NIGERIA: At least six dead in sectarian violence

Friday, December 14, 2007

At least six people have been killed and 30 critically injured since clashes between Muslim and Christian communities in the north-central Nigerian city of Bauchi broke out on 11 December, Red Cross workers and residents said.

Some 3,000 people have fled their homes in the area of the fighting, witnesses said. The government has ordered a 9pm to 6am curfew and closed the local university, which has often been the site of violent clashes.

Fighting started 11 December and continued to the next day, following a dispute over the planned construction of a mosque at a secondary school in Yelwa - a mixed Muslim and Christian neighbourhood of the city.

“We have recovered six dead bodies," Adamu Abubakar, Red Cross director in Bauchi, told IRIN by telephone.

“The situation is still tense and hundreds of people have fled their homes and are now seeking refuge in police barracks,” Abubakar said.

Mu'azu Hardawa, a journalist, said he saw one charred body in a gutter. He said homes, vehicles and other structures have been burned.

“I counted 20 houses, eight cars, five motorcycles, two mosques and two churches all burnt in the violence," said Hardawa, who accompanied Bauchi state governor, Isa Yuguda, on a visit to the neighbourhood on 12 December.

Hardawa said on the second day of the violence people were fighting using locally made weapons such as machetes, daggers and clubs.

People have fled their homes for fear of getting caught up in the fighting, Godwin Agbara, a local journalist, told IRIN by phone from the police barracks where he and his family are staying. “I left my home because it is not safe for me to stay as tension is still high.
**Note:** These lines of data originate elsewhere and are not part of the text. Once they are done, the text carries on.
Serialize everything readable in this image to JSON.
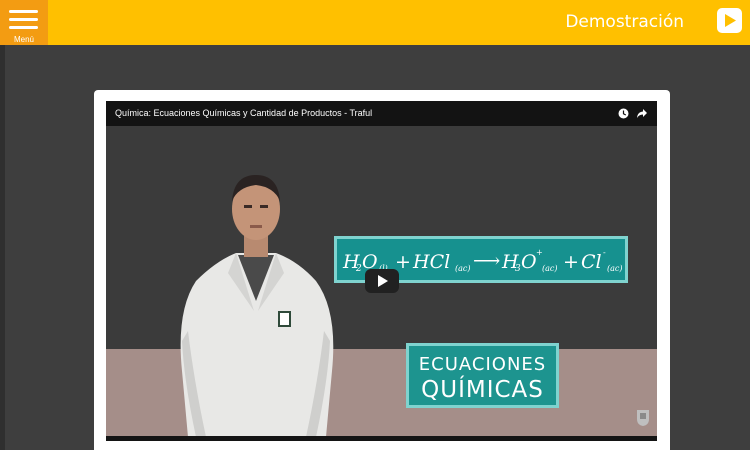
{
  "header": {
    "menu_label": "Menú",
    "title": "Demostración",
    "bg_color": "#ffc000",
    "menu_color": "#f39c12"
  },
  "video": {
    "title": "Química: Ecuaciones Químicas y Cantidad de Productos - Traful",
    "equation": {
      "h": "H",
      "h_sub": "2",
      "o1": "O",
      "o1_sub": "(l)",
      "plus1": "+",
      "hcl": "HCl",
      "hcl_sub": "(ac)",
      "arrow": "⟶",
      "h3": "H",
      "h3_sub": "3",
      "o3": "O",
      "o3_sup": "+",
      "o3_sub": "(ac)",
      "plus2": "+",
      "cl": "Cl",
      "cl_sup": "-",
      "cl_sub": "(ac)"
    },
    "topic_line1": "ECUACIONES",
    "topic_line2": "QUÍMICAS",
    "icons": [
      "clock-icon",
      "share-icon",
      "play-icon"
    ],
    "accent_color": "#16918f"
  }
}
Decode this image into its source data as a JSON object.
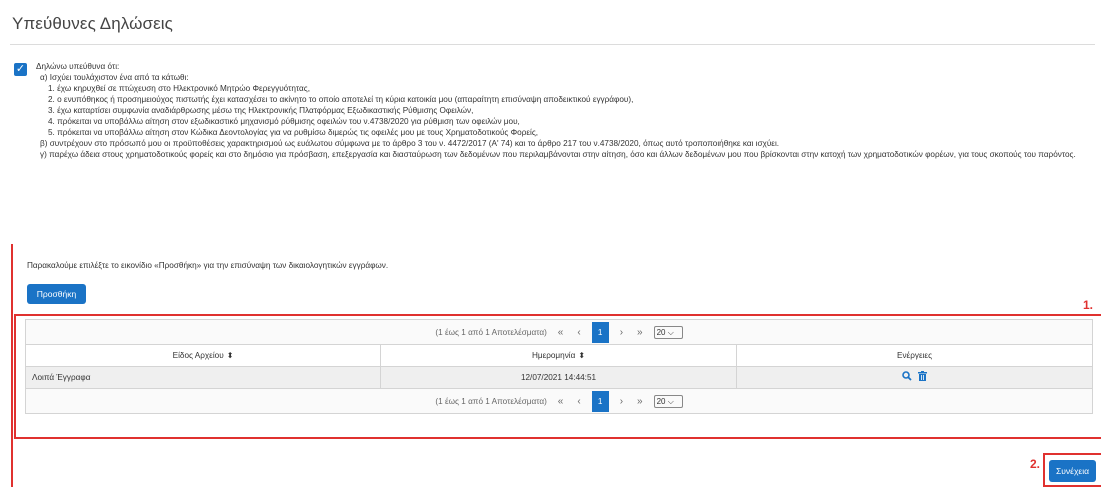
{
  "page": {
    "title": "Υπεύθυνες Δηλώσεις"
  },
  "declaration": {
    "checked": true,
    "lines": [
      "Δηλώνω υπεύθυνα ότι:",
      "α) Ισχύει τουλάχιστον ένα από τα κάτωθι:",
      "1. έχω κηρυχθεί σε πτώχευση στο Ηλεκτρονικό Μητρώο Φερεγγυότητας,",
      "2. ο ενυπόθηκος ή προσημειούχος πιστωτής έχει κατασχέσει το ακίνητο το οποίο αποτελεί τη κύρια κατοικία μου (απαραίτητη επισύναψη αποδεικτικού εγγράφου),",
      "3. έχω καταρτίσει συμφωνία αναδιάρθρωσης μέσω της Ηλεκτρονικής Πλατφόρμας Εξωδικαστικής Ρύθμισης Οφειλών,",
      "4. πρόκειται να υποβάλλω αίτηση στον εξωδικαστικό μηχανισμό ρύθμισης οφειλών του ν.4738/2020 για ρύθμιση των οφειλών μου,",
      "5. πρόκειται να υποβάλλω αίτηση στον Κώδικα Δεοντολογίας για να ρυθμίσω διμερώς τις οφειλές μου με τους Χρηματοδοτικούς Φορείς,",
      "β) συντρέχουν στο πρόσωπό μου οι προϋποθέσεις χαρακτηρισμού ως ευάλωτου σύμφωνα με το άρθρο 3 του ν. 4472/2017 (Α' 74) και το άρθρο 217 του ν.4738/2020, όπως αυτό τροποποιήθηκε και ισχύει.",
      "γ) παρέχω άδεια στους χρηματοδοτικούς φορείς και στο δημόσιο για πρόσβαση, επεξεργασία και διασταύρωση των δεδομένων που περιλαμβάνονται στην αίτηση, όσο και άλλων δεδομένων μου που βρίσκονται στην κατοχή των χρηματοδοτικών φορέων, για τους σκοπούς του παρόντος."
    ]
  },
  "attachments": {
    "hint": "Παρακαλούμε επιλέξτε το εικονίδιο «Προσθήκη» για την επισύναψη των δικαιολογητικών εγγράφων.",
    "add_label": "Προσθήκη",
    "pager": {
      "summary": "(1 έως 1 από 1 Αποτελέσματα)",
      "first": "«",
      "prev": "‹",
      "current": "1",
      "next": "›",
      "last": "»",
      "page_size": "20"
    },
    "columns": [
      "Είδος Αρχείου",
      "Ημερομηνία",
      "Ενέργειες"
    ],
    "rows": [
      {
        "type": "Λοιπά Έγγραφα",
        "date": "12/07/2021 14:44:51"
      }
    ]
  },
  "annotations": {
    "step1": "1.",
    "step2": "2."
  },
  "footer": {
    "next_label": "Συνέχεια"
  },
  "colors": {
    "accent": "#1a73c6",
    "annotation": "#e0312f"
  }
}
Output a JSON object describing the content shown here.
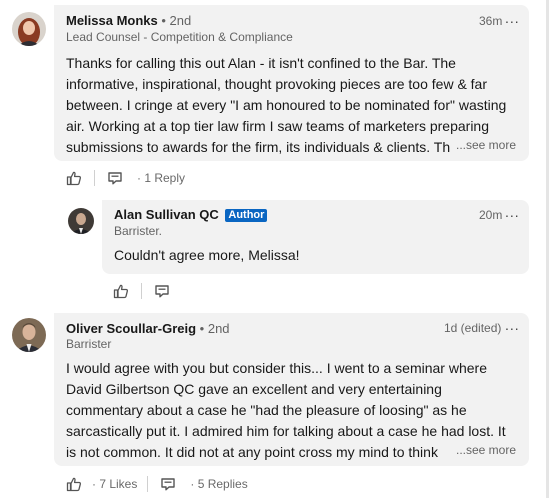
{
  "comments": [
    {
      "author": "Melissa Monks",
      "degree": "• 2nd",
      "headline": "Lead Counsel - Competition & Compliance",
      "time": "36m",
      "more": "...",
      "lines": [
        "Thanks for calling this out Alan - it isn't confined to the Bar. The",
        "informative, inspirational, thought provoking pieces are too few & far",
        "between. I cringe at every \"I am honoured to be nominated for\" wasting",
        "air. Working at a top tier law firm I saw teams of marketers preparing",
        "submissions to awards for the firm, its individuals & clients. Th"
      ],
      "see_more": "...see more",
      "replies_label": "· 1 Reply"
    },
    {
      "author": "Alan Sullivan QC",
      "badge": "Author",
      "headline": "Barrister.",
      "time": "20m",
      "more": "...",
      "text": "Couldn't agree more, Melissa!"
    },
    {
      "author": "Oliver Scoullar-Greig",
      "degree": "• 2nd",
      "headline": "Barrister",
      "time": "1d (edited)",
      "more": "...",
      "lines": [
        "I would agree with you but consider this... I went to a seminar where",
        "David Gilbertson QC gave an excellent and very entertaining",
        "commentary about a case he \"had the pleasure of loosing\" as he",
        "sarcastically put it. I admired him for talking about a case he had lost. It",
        "is not common. It did not at any point cross my mind to think"
      ],
      "see_more": "...see more",
      "likes_label": "· 7 Likes",
      "replies_label": "· 5 Replies"
    }
  ],
  "icons": {
    "like": "like-icon",
    "reply": "reply-icon"
  },
  "colors": {
    "bubble": "#f2f2f2",
    "author_badge": "#0a66c2"
  }
}
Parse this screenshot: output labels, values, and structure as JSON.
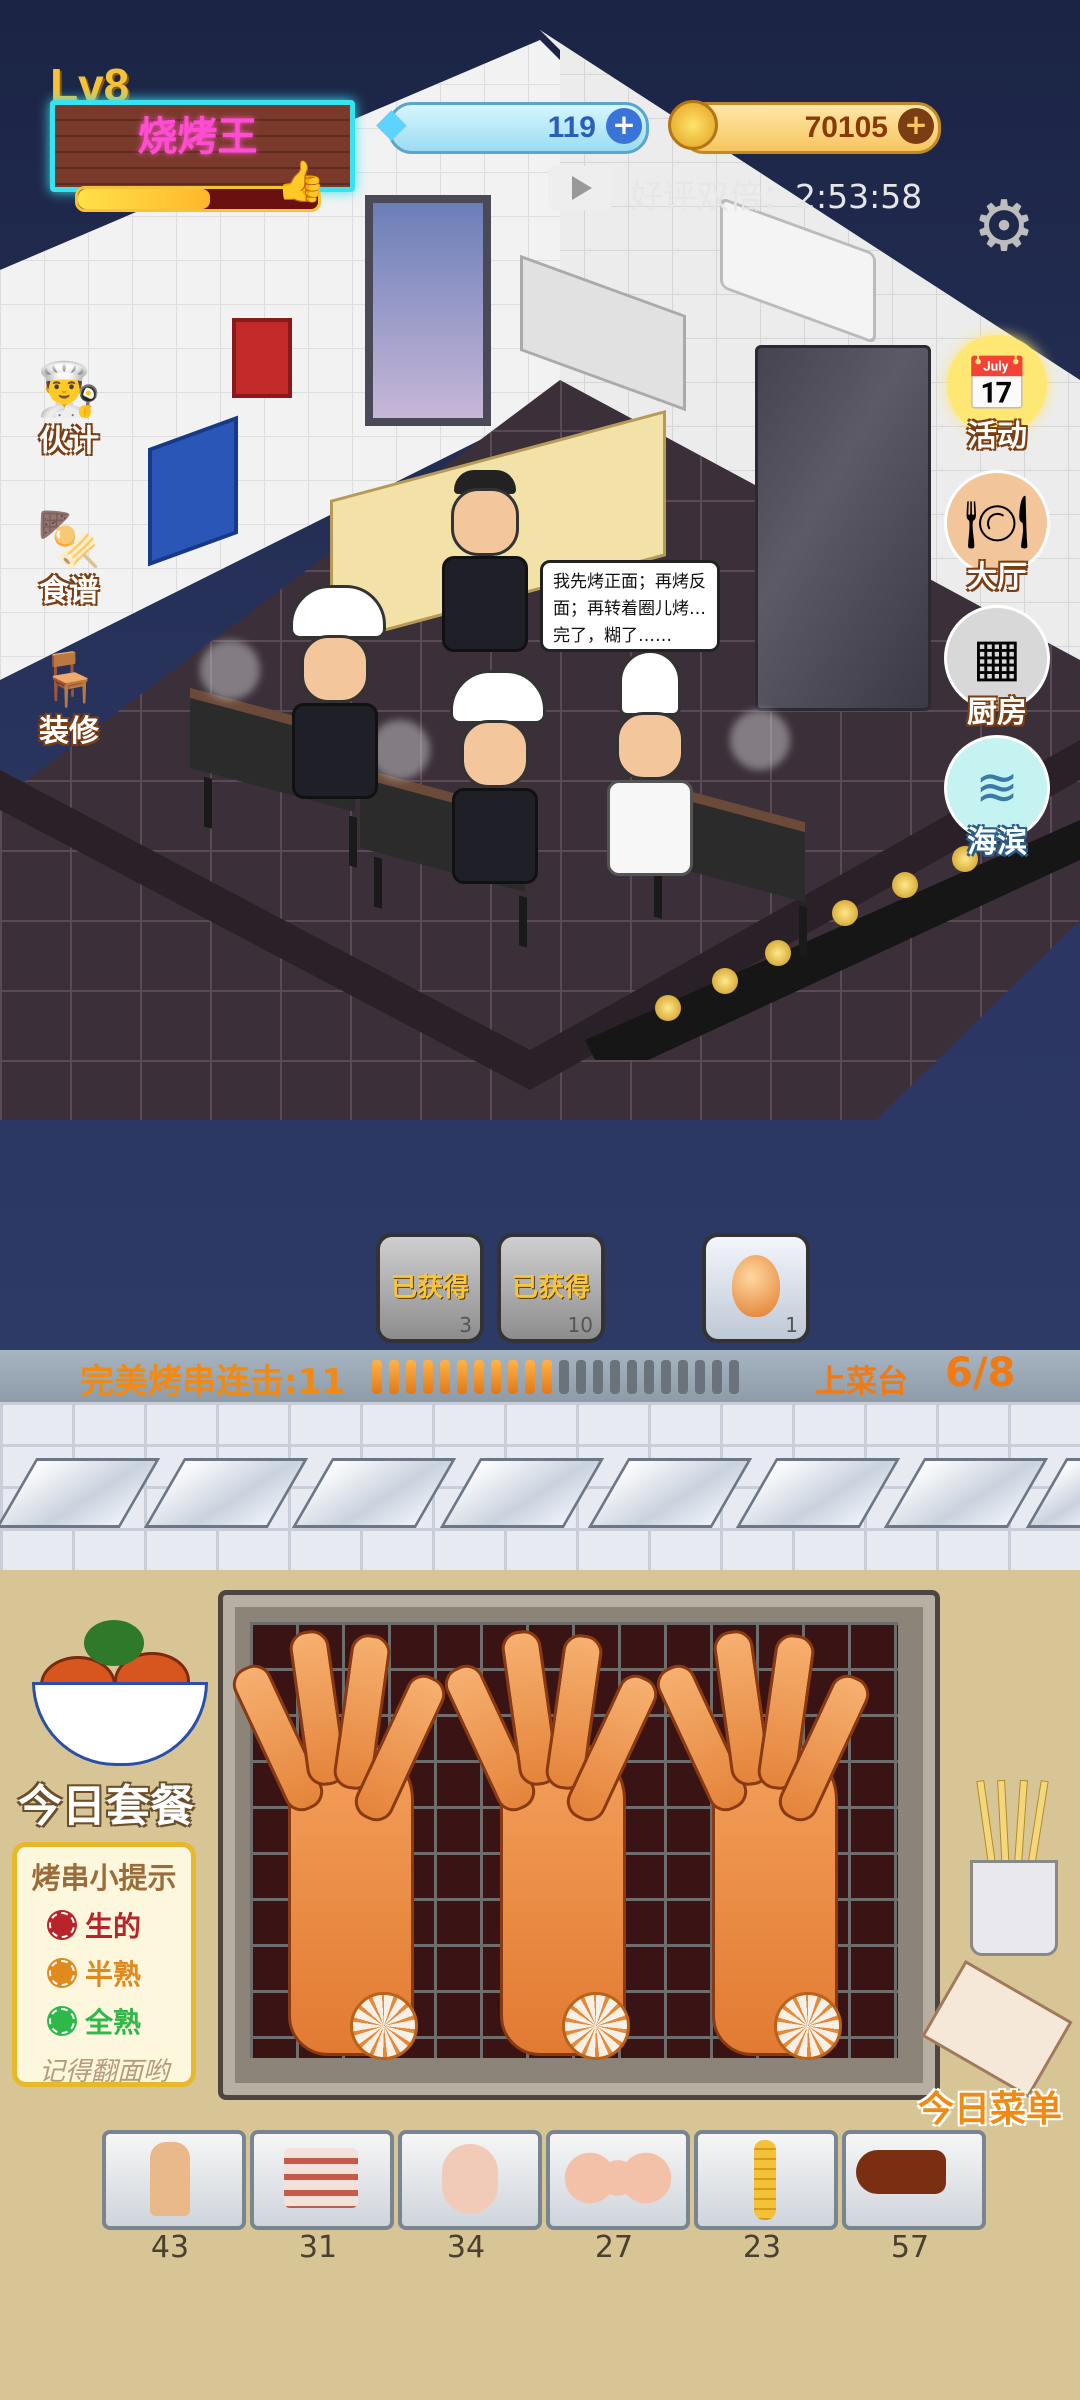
{
  "hud": {
    "level": "Lv8",
    "shop_sign": "烧烤王",
    "xp_fraction": 0.55,
    "gems": "119",
    "coins": "70105",
    "ad_bonus_label": "好评双倍：2:53:58"
  },
  "left_menu": [
    {
      "label": "伙计",
      "icon": "chef-icon"
    },
    {
      "label": "食谱",
      "icon": "skewer-icon"
    },
    {
      "label": "装修",
      "icon": "table-icon"
    }
  ],
  "right_menu": [
    {
      "label": "活动",
      "icon": "calendar-icon"
    },
    {
      "label": "大厅",
      "icon": "dining-hall-icon"
    },
    {
      "label": "厨房",
      "icon": "kitchen-icon"
    },
    {
      "label": "海滨",
      "icon": "seaside-icon"
    }
  ],
  "speech_bubble": "我先烤正面；再烤反面；再转着圈儿烤…完了，糊了……",
  "rewards": [
    {
      "label": "已获得",
      "count": "3"
    },
    {
      "label": "已获得",
      "count": "10"
    },
    {
      "label": "",
      "count": "1",
      "icon": "egg-icon"
    }
  ],
  "combo": {
    "label": "完美烤串连击:11",
    "filled": 11,
    "total": 22,
    "serve_label": "上菜台",
    "serve_count": "6/8"
  },
  "daily_meal_label": "今日套餐",
  "tips": {
    "title": "烤串小提示",
    "raw": "生的",
    "half": "半熟",
    "done": "全熟",
    "note": "记得翻面哟",
    "colors": {
      "raw": "#b8242a",
      "half": "#e08a1e",
      "done": "#2fb84a"
    }
  },
  "menu_label": "今日菜单",
  "ingredients": [
    {
      "name": "chicken-feet",
      "count": "43"
    },
    {
      "name": "pork-belly",
      "count": "31"
    },
    {
      "name": "chicken-wing",
      "count": "34"
    },
    {
      "name": "chicken-breast",
      "count": "27"
    },
    {
      "name": "corn-skewer",
      "count": "23"
    },
    {
      "name": "lamb-leg",
      "count": "57"
    }
  ],
  "colors": {
    "accent_orange": "#f08a13",
    "neon_cyan": "#39e2ef",
    "neon_pink": "#ff4dd2"
  }
}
I can’t risk my life and that of my family.”

Agbara said people are sleeping in the open. "The National Emergency Management Agency has brought mattresses and blankets while Red Cross provides medical supplies but we feed ourselves which is not easy."

A government official said troops have been deployed in the city, which has a population of about 1 million and is in the state of Bauchi. “Apart from the curfew military troops have been deployed from Gombe, Plateau and Adamawa states to patrol the city and ensure the return of normalcy," Muhammad Abdullahi, the governor’s spokesman, told IRIN by phone from Bauchi.

Source: IRIN